  • Chorus Intervention in Aeschylus' the Eumenides and Agamemnon

    750 Words  | 3 Pages

    In The Eumenides and Agamemnon of The Oresteia trilogy, Aeschylus constructs an over-arching metaphor for elements of the new Athenian democracy. The chorus in each play represents the people who feel under-represented and disrespected, by the society's changing values. In The Eumenides, the chorus of Furies is frustrated with the younger gods and infringements on their power; in Agamemnon the chorus fears more the control of an effective woman in Clytemnestra rather than the leadership of fruitless

  • Blood Bonds, Antigone, and The Eumenides Essay

    878 Words  | 4 Pages

    Blood Bonds, Antigone, and The Eumenides Every human on this earth has a bond to another. These bonds, as well as their significance, differ between people. This paper will focus on the bonds of marriage and blood, and their role in the plays Antigone and The Eumenides. How do they relate to each other? Is one more important than the other? How does the divine and mortal world interpret these? Through a review of the two plays and a comparison of their presentation of the bonds of blood and

  • Oresteia - The Issue of Justice in Aeschylus' Eumenides Essay

    2485 Words  | 10 Pages
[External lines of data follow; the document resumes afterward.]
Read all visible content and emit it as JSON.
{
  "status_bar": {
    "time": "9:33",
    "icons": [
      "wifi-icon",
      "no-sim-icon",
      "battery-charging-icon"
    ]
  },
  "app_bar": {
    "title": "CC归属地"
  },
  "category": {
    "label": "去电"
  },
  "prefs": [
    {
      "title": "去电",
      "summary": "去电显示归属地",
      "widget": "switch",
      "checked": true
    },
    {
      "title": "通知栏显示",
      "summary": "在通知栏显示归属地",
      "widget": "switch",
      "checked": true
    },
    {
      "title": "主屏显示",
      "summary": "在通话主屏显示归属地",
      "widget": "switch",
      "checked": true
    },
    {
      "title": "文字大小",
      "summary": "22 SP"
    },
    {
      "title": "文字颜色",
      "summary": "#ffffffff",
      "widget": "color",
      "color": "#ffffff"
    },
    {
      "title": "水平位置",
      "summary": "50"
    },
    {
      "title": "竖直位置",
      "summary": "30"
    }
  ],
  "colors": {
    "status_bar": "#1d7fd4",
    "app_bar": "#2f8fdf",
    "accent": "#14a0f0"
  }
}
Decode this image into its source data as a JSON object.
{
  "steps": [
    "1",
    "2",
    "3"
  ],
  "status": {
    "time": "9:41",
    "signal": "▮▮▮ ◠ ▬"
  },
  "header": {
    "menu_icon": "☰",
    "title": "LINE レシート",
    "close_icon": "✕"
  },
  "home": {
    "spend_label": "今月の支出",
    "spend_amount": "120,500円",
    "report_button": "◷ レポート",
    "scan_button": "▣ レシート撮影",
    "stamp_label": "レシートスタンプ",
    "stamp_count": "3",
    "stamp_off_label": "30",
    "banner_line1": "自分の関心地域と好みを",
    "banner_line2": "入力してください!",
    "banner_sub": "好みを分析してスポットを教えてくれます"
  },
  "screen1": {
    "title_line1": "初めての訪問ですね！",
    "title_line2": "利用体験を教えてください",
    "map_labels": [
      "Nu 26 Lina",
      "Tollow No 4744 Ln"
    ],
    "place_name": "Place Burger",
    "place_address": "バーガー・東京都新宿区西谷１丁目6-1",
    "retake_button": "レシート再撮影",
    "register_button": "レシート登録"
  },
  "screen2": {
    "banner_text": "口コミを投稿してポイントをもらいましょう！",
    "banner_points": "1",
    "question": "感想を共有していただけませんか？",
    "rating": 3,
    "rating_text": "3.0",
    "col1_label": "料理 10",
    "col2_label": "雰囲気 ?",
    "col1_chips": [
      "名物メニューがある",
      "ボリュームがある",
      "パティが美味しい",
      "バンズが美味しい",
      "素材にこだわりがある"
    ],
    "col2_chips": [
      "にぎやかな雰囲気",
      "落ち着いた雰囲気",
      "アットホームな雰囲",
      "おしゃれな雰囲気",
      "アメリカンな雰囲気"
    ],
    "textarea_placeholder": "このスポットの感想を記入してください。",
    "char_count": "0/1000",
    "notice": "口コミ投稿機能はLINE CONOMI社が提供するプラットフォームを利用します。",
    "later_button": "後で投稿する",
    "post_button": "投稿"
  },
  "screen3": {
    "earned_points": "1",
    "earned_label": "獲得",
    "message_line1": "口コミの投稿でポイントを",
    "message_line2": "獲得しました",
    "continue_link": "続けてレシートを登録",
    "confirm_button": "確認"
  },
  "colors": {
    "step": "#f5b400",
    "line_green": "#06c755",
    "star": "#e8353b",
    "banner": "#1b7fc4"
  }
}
    Oresteia - The Issue of Justice in Aeschylus' Eumenides The concept of justice is manifested through the three plays of Aeschylus' Oresteia. The old tradition of justice, the private blood feud, caused an ungoverned succession of violent acts that spiralled uncontrollably. Aegisthus, Clytemnestra's lover, is introduced in Agamemnon; he desires vengeance for the plot contrived by Agamemnon's father (Ag: 1605-1611).1 Neither Agamemnon nor Aegisthus took part in this "plot" and yet as the chorus